■ **WHAT TO WORK ON**
An exact copy of the listing is needed, with every line kept.

■ **PROVIDED DATA**

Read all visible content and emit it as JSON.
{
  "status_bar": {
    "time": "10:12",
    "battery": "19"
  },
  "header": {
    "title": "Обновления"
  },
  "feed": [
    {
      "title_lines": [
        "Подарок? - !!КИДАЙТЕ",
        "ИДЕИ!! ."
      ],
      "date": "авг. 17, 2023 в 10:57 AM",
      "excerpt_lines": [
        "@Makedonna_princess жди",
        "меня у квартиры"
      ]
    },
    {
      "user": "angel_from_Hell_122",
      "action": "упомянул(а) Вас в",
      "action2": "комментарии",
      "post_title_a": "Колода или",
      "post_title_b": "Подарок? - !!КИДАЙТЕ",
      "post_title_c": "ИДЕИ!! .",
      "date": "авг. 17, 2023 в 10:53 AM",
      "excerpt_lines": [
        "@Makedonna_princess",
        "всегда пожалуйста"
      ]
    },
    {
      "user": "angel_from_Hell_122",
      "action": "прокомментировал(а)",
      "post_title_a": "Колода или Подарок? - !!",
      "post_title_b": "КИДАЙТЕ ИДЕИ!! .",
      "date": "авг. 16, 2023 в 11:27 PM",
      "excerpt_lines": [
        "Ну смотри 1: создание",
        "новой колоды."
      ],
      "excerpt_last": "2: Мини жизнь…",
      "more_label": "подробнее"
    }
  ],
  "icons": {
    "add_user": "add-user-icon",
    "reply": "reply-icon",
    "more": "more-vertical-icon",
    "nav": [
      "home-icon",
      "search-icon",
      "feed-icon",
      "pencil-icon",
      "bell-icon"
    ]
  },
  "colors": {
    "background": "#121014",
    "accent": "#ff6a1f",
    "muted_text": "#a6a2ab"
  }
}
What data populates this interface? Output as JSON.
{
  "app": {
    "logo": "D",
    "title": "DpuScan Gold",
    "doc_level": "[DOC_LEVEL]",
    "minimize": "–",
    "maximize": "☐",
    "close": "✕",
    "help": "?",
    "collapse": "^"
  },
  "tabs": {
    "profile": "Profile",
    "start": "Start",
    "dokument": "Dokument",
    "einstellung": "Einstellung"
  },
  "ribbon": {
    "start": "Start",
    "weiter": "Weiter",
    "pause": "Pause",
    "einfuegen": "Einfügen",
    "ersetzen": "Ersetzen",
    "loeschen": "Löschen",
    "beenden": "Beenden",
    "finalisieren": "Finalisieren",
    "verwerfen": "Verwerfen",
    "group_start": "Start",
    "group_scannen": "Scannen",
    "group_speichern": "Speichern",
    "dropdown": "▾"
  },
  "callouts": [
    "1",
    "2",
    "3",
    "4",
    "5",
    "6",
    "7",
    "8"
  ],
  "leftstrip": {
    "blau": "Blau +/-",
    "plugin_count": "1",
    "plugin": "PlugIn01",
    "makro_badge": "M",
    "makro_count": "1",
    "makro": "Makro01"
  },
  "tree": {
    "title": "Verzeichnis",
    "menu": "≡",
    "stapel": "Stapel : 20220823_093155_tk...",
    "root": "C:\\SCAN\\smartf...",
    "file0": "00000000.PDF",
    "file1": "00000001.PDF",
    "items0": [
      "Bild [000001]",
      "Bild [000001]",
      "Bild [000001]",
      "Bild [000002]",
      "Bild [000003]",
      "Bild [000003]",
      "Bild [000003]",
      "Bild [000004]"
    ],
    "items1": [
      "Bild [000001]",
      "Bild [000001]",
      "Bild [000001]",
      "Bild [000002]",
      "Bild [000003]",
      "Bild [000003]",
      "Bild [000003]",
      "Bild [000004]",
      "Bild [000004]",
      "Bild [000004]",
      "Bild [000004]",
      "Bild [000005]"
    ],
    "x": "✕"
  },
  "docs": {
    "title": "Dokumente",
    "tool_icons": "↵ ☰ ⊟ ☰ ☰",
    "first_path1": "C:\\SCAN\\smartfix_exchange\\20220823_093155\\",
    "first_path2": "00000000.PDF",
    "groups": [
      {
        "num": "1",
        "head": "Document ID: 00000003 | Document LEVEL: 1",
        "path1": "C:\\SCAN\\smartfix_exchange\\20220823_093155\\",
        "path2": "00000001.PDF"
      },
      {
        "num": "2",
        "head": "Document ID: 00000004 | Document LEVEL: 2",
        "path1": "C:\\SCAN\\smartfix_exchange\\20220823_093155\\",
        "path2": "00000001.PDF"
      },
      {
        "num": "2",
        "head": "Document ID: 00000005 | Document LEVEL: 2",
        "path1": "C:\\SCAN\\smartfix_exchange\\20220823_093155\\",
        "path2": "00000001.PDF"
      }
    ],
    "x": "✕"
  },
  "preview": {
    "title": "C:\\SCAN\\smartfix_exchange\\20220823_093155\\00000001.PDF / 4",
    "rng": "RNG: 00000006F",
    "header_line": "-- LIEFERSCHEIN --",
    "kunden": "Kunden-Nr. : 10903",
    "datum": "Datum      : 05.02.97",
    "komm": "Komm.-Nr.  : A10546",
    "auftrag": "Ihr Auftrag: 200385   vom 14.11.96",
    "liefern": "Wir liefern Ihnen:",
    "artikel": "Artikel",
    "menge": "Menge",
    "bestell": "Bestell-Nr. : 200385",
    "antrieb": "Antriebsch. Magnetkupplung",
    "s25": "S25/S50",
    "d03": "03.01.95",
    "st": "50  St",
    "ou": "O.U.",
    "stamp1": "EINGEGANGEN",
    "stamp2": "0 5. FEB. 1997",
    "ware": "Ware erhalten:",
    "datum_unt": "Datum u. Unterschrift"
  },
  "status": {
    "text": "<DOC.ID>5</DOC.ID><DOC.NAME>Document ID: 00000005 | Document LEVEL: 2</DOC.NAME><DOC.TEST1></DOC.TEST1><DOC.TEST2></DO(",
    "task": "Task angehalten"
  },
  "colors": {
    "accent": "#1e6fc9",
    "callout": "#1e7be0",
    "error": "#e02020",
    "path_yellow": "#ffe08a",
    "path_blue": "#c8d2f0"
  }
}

■ **RESPONSE TO THIS TASK**
Read all visible content and emit it as JSON.
{
  "status_bar": {
    "time": "10:12",
    "battery": "19"
  },
  "header": {
    "title": "Обновления"
  },
  "feed": [
    {
      "title_lines": [
        "Подарок? - !!КИДАЙТЕ",
        "ИДЕИ!! ."
      ],
      "date": "авг. 17, 2023 в 10:57 AM",
      "excerpt_lines": [
        "@Makedonna_princess жди",
        "меня у квартиры"
      ]
    },
    {
      "user": "angel_from_Hell_122",
      "action": "упомянул(а) Вас в",
      "action2": "комментарии",
      "post_title_a": "Колода или",
      "post_title_b": "Подарок? - !!КИДАЙТЕ",
      "post_title_c": "ИДЕИ!! .",
      "date": "авг. 17, 2023 в 10:53 AM",
      "excerpt_lines": [
        "@Makedonna_princess",
        "всегда пожалуйста"
      ]
    },
    {
      "user": "angel_from_Hell_122",
      "action": "прокомментировал(а)",
      "post_title_a": "Колода или Подарок? - !!",
      "post_title_b": "КИДАЙТЕ ИДЕИ!! .",
      "date": "авг. 16, 2023 в 11:27 PM",
      "excerpt_lines": [
        "Ну смотри 1: создание",
        "новой колоды."
      ],
      "excerpt_last": "2: Мини жизнь…",
      "more_label": "подробнее"
    }
  ],
  "icons": {
    "add_user": "add-user-icon",
    "reply": "reply-icon",
    "more": "more-vertical-icon",
    "nav": [
      "home-icon",
      "search-icon",
      "feed-icon",
      "pencil-icon",
      "bell-icon"
    ]
  },
  "colors": {
    "background": "#121014",
    "accent": "#ff6a1f",
    "muted_text": "#a6a2ab"
  }
}
What data populates this interface? Output as JSON.
{
  "app": {
    "logo": "D",
    "title": "DpuScan Gold",
    "doc_level": "[DOC_LEVEL]",
    "minimize": "–",
    "maximize": "☐",
    "close": "✕",
    "help": "?",
    "collapse": "^"
  },
  "tabs": {
    "profile": "Profile",
    "start": "Start",
    "dokument": "Dokument",
    "einstellung": "Einstellung"
  },
  "ribbon": {
    "start": "Start",
    "weiter": "Weiter",
    "pause": "Pause",
    "einfuegen": "Einfügen",
    "ersetzen": "Ersetzen",
    "loeschen": "Löschen",
    "beenden": "Beenden",
    "finalisieren": "Finalisieren",
    "verwerfen": "Verwerfen",
    "group_start": "Start",
    "group_scannen": "Scannen",
    "group_speichern": "Speichern",
    "dropdown": "▾"
  },
  "callouts": [
    "1",
    "2",
    "3",
    "4",
    "5",
    "6",
    "7",
    "8"
  ],
  "leftstrip": {
    "blau": "Blau +/-",
    "plugin_count": "1",
    "plugin": "PlugIn01",
    "makro_badge": "M",
    "makro_count": "1",
    "makro": "Makro01"
  },
  "tree": {
    "title": "Verzeichnis",
    "menu": "≡",
    "stapel": "Stapel : 20220823_093155_tk...",
    "root": "C:\\SCAN\\smartf...",
    "file0": "00000000.PDF",
    "file1": "00000001.PDF",
    "items0": [
      "Bild [000001]",
      "Bild [000001]",
      "Bild [000001]",
      "Bild [000002]",
      "Bild [000003]",
      "Bild [000003]",
      "Bild [000003]",
      "Bild [000004]"
    ],
    "items1": [
      "Bild [000001]",
      "Bild [000001]",
      "Bild [000001]",
      "Bild [000002]",
      "Bild [000003]",
      "Bild [000003]",
      "Bild [000003]",
      "Bild [000004]",
      "Bild [000004]",
      "Bild [000004]",
      "Bild [000004]",
      "Bild [000005]"
    ],
    "x": "✕"
  },
  "docs": {
    "title": "Dokumente",
    "tool_icons": "↵ ☰ ⊟ ☰ ☰",
    "first_path1": "C:\\SCAN\\smartfix_exchange\\20220823_093155\\",
    "first_path2": "00000000.PDF",
    "groups": [
      {
        "num": "1",
        "head": "Document ID: 00000003 | Document LEVEL: 1",
        "path1": "C:\\SCAN\\smartfix_exchange\\20220823_093155\\",
        "path2": "00000001.PDF"
      },
      {
        "num": "2",
        "head": "Document ID: 00000004 | Document LEVEL: 2",
        "path1": "C:\\SCAN\\smartfix_exchange\\20220823_093155\\",
        "path2": "00000001.PDF"
      },
      {
        "num": "2",
        "head": "Document ID: 00000005 | Document LEVEL: 2",
        "path1": "C:\\SCAN\\smartfix_exchange\\20220823_093155\\",
        "path2": "00000001.PDF"
      }
    ],
    "x": "✕"
  },
  "preview": {
    "title": "C:\\SCAN\\smartfix_exchange\\20220823_093155\\00000001.PDF / 4",
    "rng": "RNG: 00000006F",
    "header_line": "-- LIEFERSCHEIN --",
    "kunden": "Kunden-Nr. : 10903",
    "datum": "Datum      : 05.02.97",
    "komm": "Komm.-Nr.  : A10546",
    "auftrag": "Ihr Auftrag: 200385   vom 14.11.96",
    "liefern": "Wir liefern Ihnen:",
    "artikel": "Artikel",
    "menge": "Menge",
    "bestell": "Bestell-Nr. : 200385",
    "antrieb": "Antriebsch. Magnetkupplung",
    "s25": "S25/S50",
    "d03": "03.01.95",
    "st": "50  St",
    "ou": "O.U.",
    "stamp1": "EINGEGANGEN",
    "stamp2": "0 5. FEB. 1997",
    "ware": "Ware erhalten:",
    "datum_unt": "Datum u. Unterschrift"
  },
  "status": {
    "text": "<DOC.ID>5</DOC.ID><DOC.NAME>Document ID: 00000005 | Document LEVEL: 2</DOC.NAME><DOC.TEST1></DOC.TEST1><DOC.TEST2></DO(",
    "task": "Task angehalten"
  },
  "colors": {
    "accent": "#1e6fc9",
    "callout": "#1e7be0",
    "error": "#e02020",
    "path_yellow": "#ffe08a",
    "path_blue": "#c8d2f0"
  }
}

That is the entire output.